Forget Netflix for two hours, or at least that’s what some people did yesterday in order to find out what happened on the ‘Brain Surgery Live’, where the delicate procedure was conducted under the eyes of the audience.
On October 25th, at 9 P.M. ET / 6 P.M. PT, the National Geographic Channel broadcasted a first-of-its-kind type of television program. The patient, 49 year-old Greg Grindley, underwent brain surgery, specifically deep brain stimulation (DBS) under the care of doctors and the lenses of cameras.
Doctors at the UH Case Medical Center in Cleveland have provided the audience with an insightful look into a beneficial procedure. The purpose was to draw awareness toward this low-risk but delicate intervention that might alleviate certain problems. And, furthermore, their aim was to raise awareness, educate, and inform prospective patients about its benefits.
Greg Grindley served for 20 years in the Navy before he retired, in 2004. Six months after, he started developing symptoms of early onset of Parkinson’s disease. It manifested through tremors in his hands, which later led him to stop working as an electrician. For years, Grindley was reluctant of undergoing surgery.
However, latest developments and encouragement from family resulted in his agreement to undergo DBS. And, in addition, he approved the decision of doing it live.
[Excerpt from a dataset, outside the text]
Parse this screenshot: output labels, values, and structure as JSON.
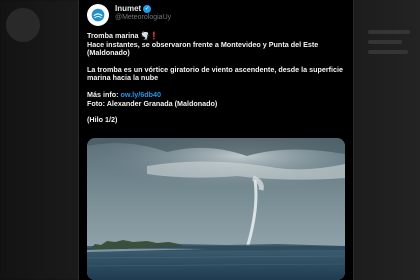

The ‘Brain Surgery Live’ saw to the works of Dr. Jonathan Miller leading the team of surgeons through a 2 hour-long special. The patient remained fully awake, as it’s common for the procedure. DBS was approved for treating symptoms of Parkinson’s in 2002 by the Food and Drug Administration (FDA). Particularly, to treat tremors in the hands, as it was in the case for Grindley.
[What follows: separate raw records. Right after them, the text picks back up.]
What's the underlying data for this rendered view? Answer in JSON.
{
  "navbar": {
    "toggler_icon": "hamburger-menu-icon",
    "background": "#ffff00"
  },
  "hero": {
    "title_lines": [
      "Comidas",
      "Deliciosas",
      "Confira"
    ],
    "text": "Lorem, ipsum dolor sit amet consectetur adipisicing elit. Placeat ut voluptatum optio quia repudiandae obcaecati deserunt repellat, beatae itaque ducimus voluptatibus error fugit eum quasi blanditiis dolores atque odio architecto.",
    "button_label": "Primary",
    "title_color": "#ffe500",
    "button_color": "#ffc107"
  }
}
Essentially, an opening is made in the skull to offer the surgical team access to the brain. The patient remains awake so that he (in this case) could answer certain questions while different areas were stimulated with an electrode. The neurosurgeons and neurologists ran the patient through a series of tests in order to know when they have targeted the affected area of the brain. Once found, it could be fixed.
After the surgery, Dr. Miller stated that he “couldn’t be happier” with the results. Grindley will instantly start to feel the benefits of the surgery, and the tremors in his hands will be gone. Furthermore, the lead surgeon claimed that while the effect is instantaneous, it will be even greater to see in 10 years. This will drastically improve upon Grindley’s life with Parkinson’s.
The live broadcast aimed to show the significant benefits of DBS. Their hopes were that, by the end, viewers will be left with an additional education and fascination on the brain, which is still one of our world’s greatest mysteries.
Image source: siumed.edu